- [Supplied data]
=-=-=-=-=
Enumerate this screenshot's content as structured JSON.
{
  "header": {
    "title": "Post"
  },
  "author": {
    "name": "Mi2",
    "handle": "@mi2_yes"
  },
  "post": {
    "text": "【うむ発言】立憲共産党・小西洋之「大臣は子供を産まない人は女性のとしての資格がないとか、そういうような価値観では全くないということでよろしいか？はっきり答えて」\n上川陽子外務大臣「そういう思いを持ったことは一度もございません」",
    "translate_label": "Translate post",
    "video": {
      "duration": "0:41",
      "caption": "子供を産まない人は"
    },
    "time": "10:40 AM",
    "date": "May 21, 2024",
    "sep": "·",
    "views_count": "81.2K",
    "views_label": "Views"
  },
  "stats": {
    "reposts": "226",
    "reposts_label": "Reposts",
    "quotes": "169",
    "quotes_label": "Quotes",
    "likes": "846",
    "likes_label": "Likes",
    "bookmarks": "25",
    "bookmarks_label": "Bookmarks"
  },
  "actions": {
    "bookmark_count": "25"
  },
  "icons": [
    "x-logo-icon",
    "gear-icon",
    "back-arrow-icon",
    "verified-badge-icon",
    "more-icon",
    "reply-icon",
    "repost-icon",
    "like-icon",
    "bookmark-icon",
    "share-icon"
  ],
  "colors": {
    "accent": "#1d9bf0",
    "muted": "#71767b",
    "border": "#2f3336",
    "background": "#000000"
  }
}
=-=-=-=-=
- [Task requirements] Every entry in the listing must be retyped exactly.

- [Output for this task]
Enumerate this screenshot's content as structured JSON.
{
  "header": {
    "title": "Post"
  },
  "author": {
    "name": "Mi2",
    "handle": "@mi2_yes"
  },
  "post": {
    "text": "【うむ発言】立憲共産党・小西洋之「大臣は子供を産まない人は女性のとしての資格がないとか、そういうような価値観では全くないということでよろしいか？はっきり答えて」\n上川陽子外務大臣「そういう思いを持ったことは一度もございません」",
    "translate_label": "Translate post",
    "video": {
      "duration": "0:41",
      "caption": "子供を産まない人は"
    },
    "time": "10:40 AM",
    "date": "May 21, 2024",
    "sep": "·",
    "views_count": "81.2K",
    "views_label": "Views"
  },
  "stats": {
    "reposts": "226",
    "reposts_label": "Reposts",
    "quotes": "169",
    "quotes_label": "Quotes",
    "likes": "846",
    "likes_label": "Likes",
    "bookmarks": "25",
    "bookmarks_label": "Bookmarks"
  },
  "actions": {
    "bookmark_count": "25"
  },
  "icons": [
    "x-logo-icon",
    "gear-icon",
    "back-arrow-icon",
    "verified-badge-icon",
    "more-icon",
    "reply-icon",
    "repost-icon",
    "like-icon",
    "bookmark-icon",
    "share-icon"
  ],
  "colors": {
    "accent": "#1d9bf0",
    "muted": "#71767b",
    "border": "#2f3336",
    "background": "#000000"
  }
}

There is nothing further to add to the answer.